> **Extracted records**
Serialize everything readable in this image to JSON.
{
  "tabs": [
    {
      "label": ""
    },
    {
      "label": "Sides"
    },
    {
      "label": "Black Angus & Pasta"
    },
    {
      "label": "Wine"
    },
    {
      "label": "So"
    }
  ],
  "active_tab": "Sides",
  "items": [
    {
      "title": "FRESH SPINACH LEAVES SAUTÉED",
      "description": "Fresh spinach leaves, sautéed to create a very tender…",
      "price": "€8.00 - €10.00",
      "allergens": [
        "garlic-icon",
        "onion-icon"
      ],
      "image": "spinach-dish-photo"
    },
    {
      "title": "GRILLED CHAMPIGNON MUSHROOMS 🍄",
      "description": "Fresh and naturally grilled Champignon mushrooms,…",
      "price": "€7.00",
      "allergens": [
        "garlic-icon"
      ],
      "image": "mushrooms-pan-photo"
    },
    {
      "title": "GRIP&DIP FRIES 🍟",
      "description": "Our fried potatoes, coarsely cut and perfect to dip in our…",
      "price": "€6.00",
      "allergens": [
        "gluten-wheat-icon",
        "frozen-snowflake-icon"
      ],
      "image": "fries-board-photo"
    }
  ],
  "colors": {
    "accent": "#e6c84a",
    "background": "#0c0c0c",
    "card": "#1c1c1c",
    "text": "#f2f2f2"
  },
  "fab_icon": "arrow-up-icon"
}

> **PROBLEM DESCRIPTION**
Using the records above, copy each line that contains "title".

> **RESPONSE**
      "title": "FRESH SPINACH LEAVES SAUTÉED",
      "title": "GRILLED CHAMPIGNON MUSHROOMS 🍄",
      "title": "GRIP&DIP FRIES 🍟",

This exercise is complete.